A changing of the seasons is upon us, and that means a lot of different things. Baseball season will give way to Saturdays and Sundays spent watching football and passing the time with families and friends. Eventually the weather will cool (somewhat) and more people will be spending time indoors.
As the seasons change, and especially as holidays approach, the number of DWI patrols, investigations, and charges will increase. As a result, for those of us who will be winding down and spending more time indoors and away from home, we should be aware of the dangers that the season brings. Those dangers reach beyond drinking and driving, and protecting the innocent from being wrongly accused is just as important.
Of course, the first step and most practical piece of advice anyone can give is to avoid drinking and driving at all. But at the same time, each and every person who gets behind the wheel should be aware of his or her rights, and ensure that those rights are not violated by the state in any form whatsoever.
Among the rights that we all enjoy as Americans and Texans is the right to be safe from unreasonable searches and seizures by the state unless there is probable cause and a warrant issued by a judge. This principle was recently upheld the U.S. Supreme Court when it ruled that as a matter of law, the police are required to obtain a warrant before conducting a blood draw on someone who is suspected of DWI.
Obtaining a warrant requires that the police meet a number of elements first. Number one, they must collect enough evidence from a person to support show that there is probable cause they were drinking and driving. Then they must present that evidence to independent magistrate or judge who approves a warrant to draw blood. Only then is the state authorized to take a blood sample and test it for its blood alcohol content.
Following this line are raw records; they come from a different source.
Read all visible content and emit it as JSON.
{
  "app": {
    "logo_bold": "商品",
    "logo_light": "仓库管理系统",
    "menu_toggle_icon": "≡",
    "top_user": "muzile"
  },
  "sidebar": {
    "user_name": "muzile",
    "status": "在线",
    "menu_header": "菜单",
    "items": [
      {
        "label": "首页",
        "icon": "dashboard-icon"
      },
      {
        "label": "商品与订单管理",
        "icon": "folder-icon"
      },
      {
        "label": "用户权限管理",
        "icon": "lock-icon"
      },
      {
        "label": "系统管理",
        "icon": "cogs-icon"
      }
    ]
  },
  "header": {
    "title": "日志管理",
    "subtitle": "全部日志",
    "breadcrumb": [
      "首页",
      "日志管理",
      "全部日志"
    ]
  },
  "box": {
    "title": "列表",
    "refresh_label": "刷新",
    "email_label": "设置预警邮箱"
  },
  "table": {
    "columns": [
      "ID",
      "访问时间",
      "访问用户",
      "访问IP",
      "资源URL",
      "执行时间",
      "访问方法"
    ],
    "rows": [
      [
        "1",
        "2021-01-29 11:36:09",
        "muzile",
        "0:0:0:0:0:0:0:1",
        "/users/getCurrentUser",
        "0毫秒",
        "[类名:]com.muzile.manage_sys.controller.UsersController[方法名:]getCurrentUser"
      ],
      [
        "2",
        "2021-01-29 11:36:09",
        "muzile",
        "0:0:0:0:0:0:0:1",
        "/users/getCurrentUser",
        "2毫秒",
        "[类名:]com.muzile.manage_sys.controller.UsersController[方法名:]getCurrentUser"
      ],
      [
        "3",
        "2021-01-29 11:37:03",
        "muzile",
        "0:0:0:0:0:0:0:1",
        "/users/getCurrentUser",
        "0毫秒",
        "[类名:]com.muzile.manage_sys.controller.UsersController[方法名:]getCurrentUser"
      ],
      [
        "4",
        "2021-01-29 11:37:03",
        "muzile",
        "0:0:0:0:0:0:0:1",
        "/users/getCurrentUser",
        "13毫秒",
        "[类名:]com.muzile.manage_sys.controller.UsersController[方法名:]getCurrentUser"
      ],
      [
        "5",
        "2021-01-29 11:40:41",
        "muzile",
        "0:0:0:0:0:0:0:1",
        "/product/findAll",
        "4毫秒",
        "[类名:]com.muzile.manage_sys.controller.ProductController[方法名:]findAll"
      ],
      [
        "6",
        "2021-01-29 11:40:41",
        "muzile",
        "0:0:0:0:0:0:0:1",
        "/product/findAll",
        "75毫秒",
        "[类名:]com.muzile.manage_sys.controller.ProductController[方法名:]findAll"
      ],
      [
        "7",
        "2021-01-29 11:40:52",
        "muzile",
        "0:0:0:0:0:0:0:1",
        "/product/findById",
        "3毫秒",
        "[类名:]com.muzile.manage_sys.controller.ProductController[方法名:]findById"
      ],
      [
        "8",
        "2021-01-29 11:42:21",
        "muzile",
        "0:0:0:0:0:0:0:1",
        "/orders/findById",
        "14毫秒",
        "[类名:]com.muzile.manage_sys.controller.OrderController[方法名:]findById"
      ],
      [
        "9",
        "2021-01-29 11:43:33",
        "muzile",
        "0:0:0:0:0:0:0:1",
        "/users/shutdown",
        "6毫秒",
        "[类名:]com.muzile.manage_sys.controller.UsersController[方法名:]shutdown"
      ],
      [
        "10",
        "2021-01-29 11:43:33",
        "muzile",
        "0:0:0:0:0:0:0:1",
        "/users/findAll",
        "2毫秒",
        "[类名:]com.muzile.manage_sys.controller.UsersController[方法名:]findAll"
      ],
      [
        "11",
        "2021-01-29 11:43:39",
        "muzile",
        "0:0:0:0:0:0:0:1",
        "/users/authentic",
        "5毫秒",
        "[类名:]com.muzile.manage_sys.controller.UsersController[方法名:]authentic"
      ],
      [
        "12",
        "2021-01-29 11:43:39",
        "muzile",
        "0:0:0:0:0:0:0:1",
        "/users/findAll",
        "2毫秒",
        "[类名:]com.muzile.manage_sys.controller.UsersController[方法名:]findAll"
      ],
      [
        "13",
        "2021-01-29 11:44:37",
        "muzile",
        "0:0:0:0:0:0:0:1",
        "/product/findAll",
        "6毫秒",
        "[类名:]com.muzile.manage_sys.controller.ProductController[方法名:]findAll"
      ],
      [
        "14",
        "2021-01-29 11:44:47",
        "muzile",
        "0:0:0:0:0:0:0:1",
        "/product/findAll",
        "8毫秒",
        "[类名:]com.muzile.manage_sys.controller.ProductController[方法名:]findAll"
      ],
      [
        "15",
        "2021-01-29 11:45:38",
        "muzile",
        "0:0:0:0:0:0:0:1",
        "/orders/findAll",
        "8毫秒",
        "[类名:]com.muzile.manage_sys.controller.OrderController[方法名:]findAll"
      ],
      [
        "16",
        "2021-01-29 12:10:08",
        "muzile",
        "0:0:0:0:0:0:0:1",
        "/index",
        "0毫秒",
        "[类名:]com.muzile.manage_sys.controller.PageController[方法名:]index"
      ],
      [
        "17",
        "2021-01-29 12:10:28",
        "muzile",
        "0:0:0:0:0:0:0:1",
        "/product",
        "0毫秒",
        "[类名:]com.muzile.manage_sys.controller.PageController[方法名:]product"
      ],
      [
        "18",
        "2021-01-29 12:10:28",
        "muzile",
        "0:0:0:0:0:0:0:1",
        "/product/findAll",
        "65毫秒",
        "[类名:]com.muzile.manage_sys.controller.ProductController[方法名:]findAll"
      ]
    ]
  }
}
Of course this is the standard set by the U.S. Constitutional, but Texas has its own laws that protect people from warrantless blood draws.
It is also important to know and be aware of the consequences of refusing a blood or breath test once suspected of DWI. This means that the driver could lose his or her license for a long period of time, and even be fined. If that happens, there are court-based remedies a person can seek to try to fix those problems.
Understanding and Defending Rights
Knowing what your rights are is important, but understanding how they apply to your case and what you need to do to defend them is even more so. At The Wilder DWI Defense Firm our practice is dedicated to helping those accused of DWI fight the charges, defend their rights, and force the state to prove their case beyond a reasonable doubt. If you are facing DWI charges now, or if you are charged in the future, contact us. We will give you a free case evaluation and help you understand what steps you need to take next.